Althea Efunshile describes how the Children’s
Fund is pushing for a cultural shift in the delivery of services to young
people, and how partnerships are
involving young people.
The £380m Children’s Fund is about
developing preventive strategies for children and young people at risk of
Members of partnerships include organisations
and groups, both statutory and voluntary, who are involved in planning or
delivering services to young people.
We want the fund to support a change in
culture, a move towards a coherent approach to prevention work across agencies
to tackle the issue of social exclusion among the 5-13 age group.
In order to do this, the top tier local
authority areas (at county level) will identify a strategic partnership that
can plan and develop preventive services that meet the needs of local young
The fund is being rolled out to all 149 areas
of England with the 89 first and second wave areas now implementing their
Actively involving children and young people is
a core principle of the Children’s Fund and Children and Young People’s Unit.
We are working with all partnerships to make sure they have effective and
accessible ways of listening to and involving children and young people in
their work. Partnerships are developing different ways of involving young
people including setting up children’s steering groups, with young people
taking part in recruitment of the programme manager for instance.
A number of diverse and innovative services are
up and running, including projects to promote school attendance, peer mentoring
schemes and after-school activities.
Althea Efunshile is director of the
government’s Children’s and Young People’s Unit. See website www.cypu.gov.uk
Haringey Children’s Fund is developing a
strategy based around four themes: language and literacy, play and creativity,
self and others and giving children a voice. The scheme has close links with
the local education authority which, as the lead agency, has embraced the need
to work with voluntary and community groups, for instance Haringey Play
Association, the Kurdish Advice Centre and Alhirja Somali Community
Association, in developing and delivering services. The programme is also
working with literacy-based projects for Kurdish and Somali children and their
parents aiming to help attainments at school and improve health. Links between
identified schools and a local community magazine have enabled the development
of a children’s newsletter, where children are central to the production
Contact: Jay Manyande, programme manager
020 8489 3216
Knowsley Children’s Fund Partnership has clear and robust
commissioning processes that support new ideas for services throughout the
process and are seeking out examples of good practice outside the borough.
Services once commissioned are supported
through service network meetings and training needs are catered for and open to
all Sure Start and Connexions staff and volunteers. Enhanced service funding is
available to all Children’s Fund services to allow for development.

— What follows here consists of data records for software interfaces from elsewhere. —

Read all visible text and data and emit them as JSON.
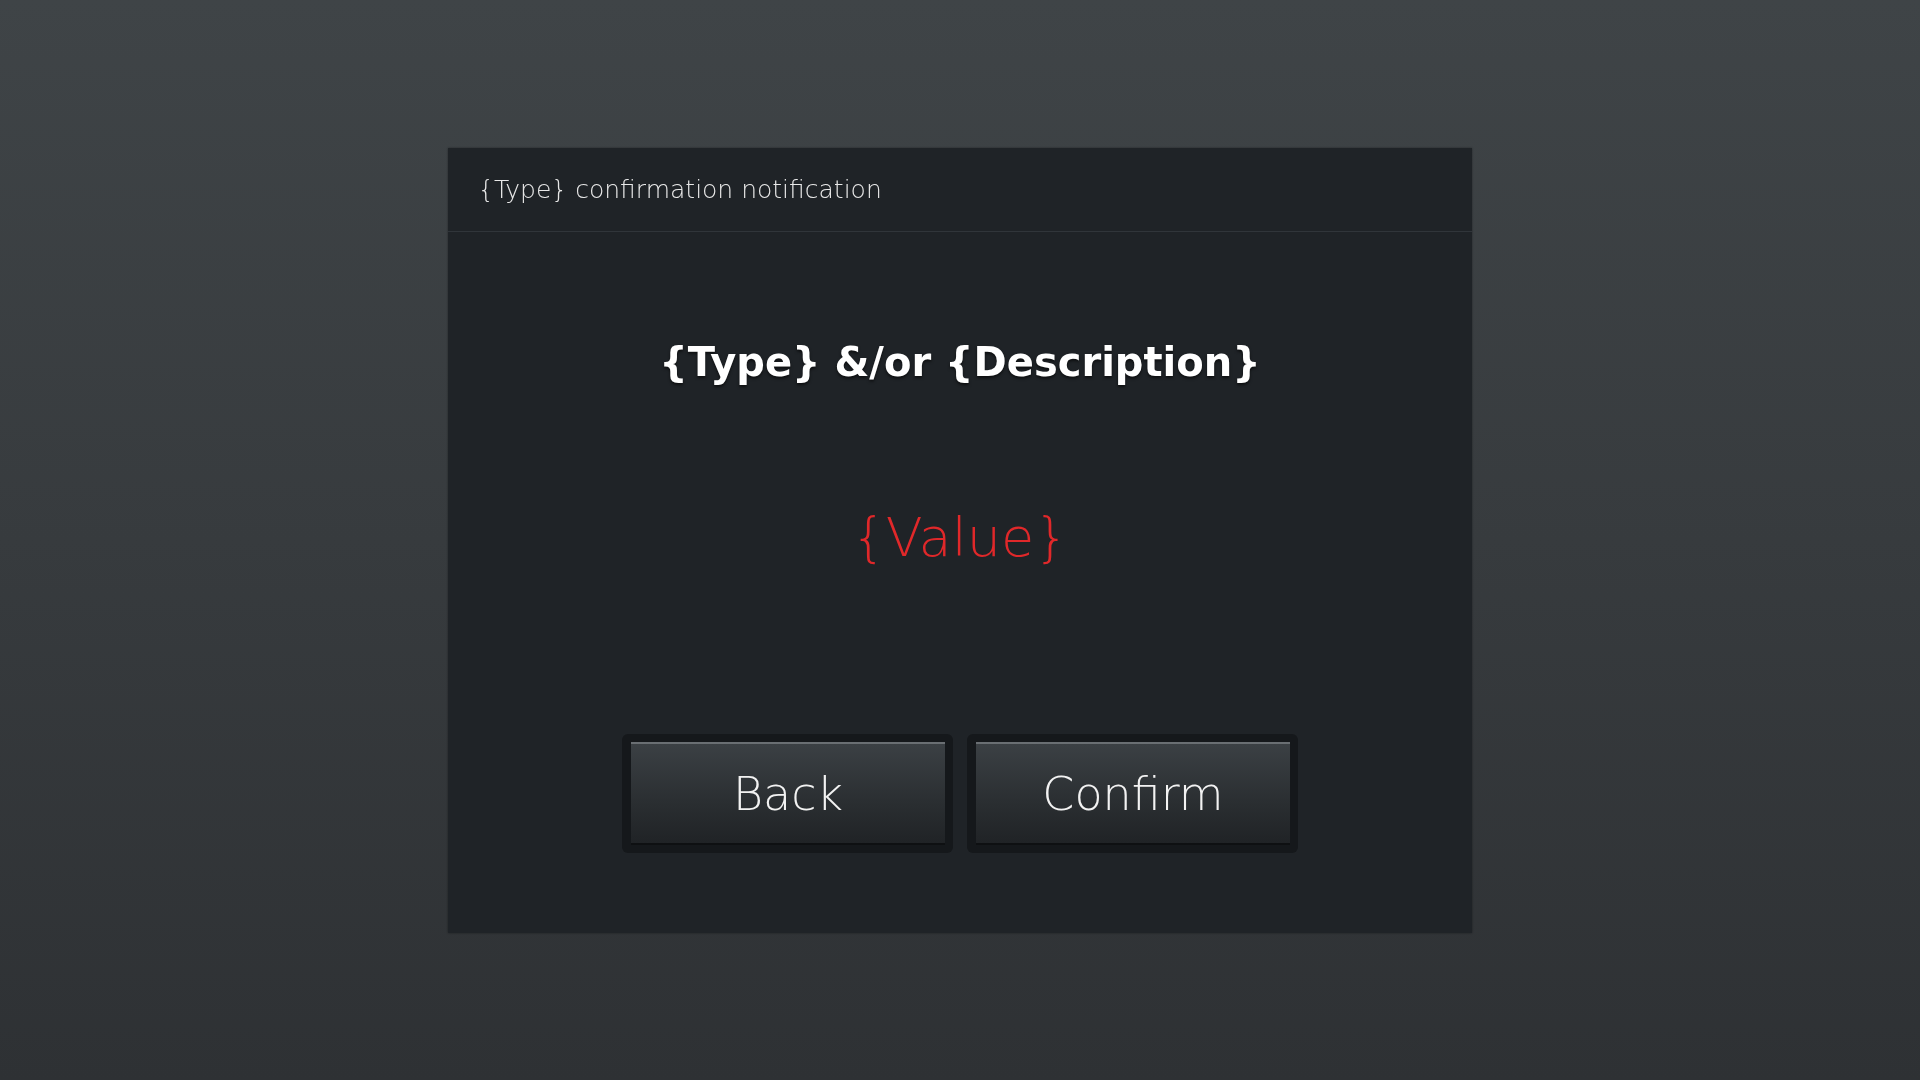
{
  "dialog": {
    "title": "{Type} confirmation notification",
    "heading": "{Type} &/or {Description}",
    "value": "{Value}",
    "buttons": [
      {
        "label": "Back"
      },
      {
        "label": "Confirm"
      }
    ]
  }
}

Contact: Julia Smith, programme manager 0151
groups pool resources
Norfolk Children’s Fund Programme is developing
partnership working with a cross-county approach to its delivery. One example
of this is a sexual health project linking four schemes. These include North
Lynn Discovery which runs an activity centre for children disaffected with
school. A recording studio has been created to develop the musical skills of
their young people. The centre welcomed several hundred children through its
doors during the half-term week commencing 3 June. A group of the North Lynn
children are offering musical support to the Thetford Sexual Health Project, a
peer-led drama project that will visit primary schools and the younger children
in secondary school. The Norwich-based Magdalene Group is planning to film this
using the facilities of the Diss School Transition Project which is running
filming workshops. The group will use the film within its own programme, which
presents sexual health education workshops to schools. This is an example of partnership working across a
large county where schemes can sometimes end up operating in isolation.
Contact: Nicky Dawson, programme manager, 01603
Redcar and Cleveland Children’s Fund is
encouraging children to access its services using an imaginative approach making
the best use of the sorts of technology children are increasingly familiar
with. They are developing an internet website and confidential and secure
chatrooms to enable children, young people and families to obtain information
on services and highlight issues. The aim is to develop communication
strategies, highlight sources of information and provide opportunities to
facilitate discussion of personal issues and problems in confidence.
Contact: Carole Moffat, programme manager,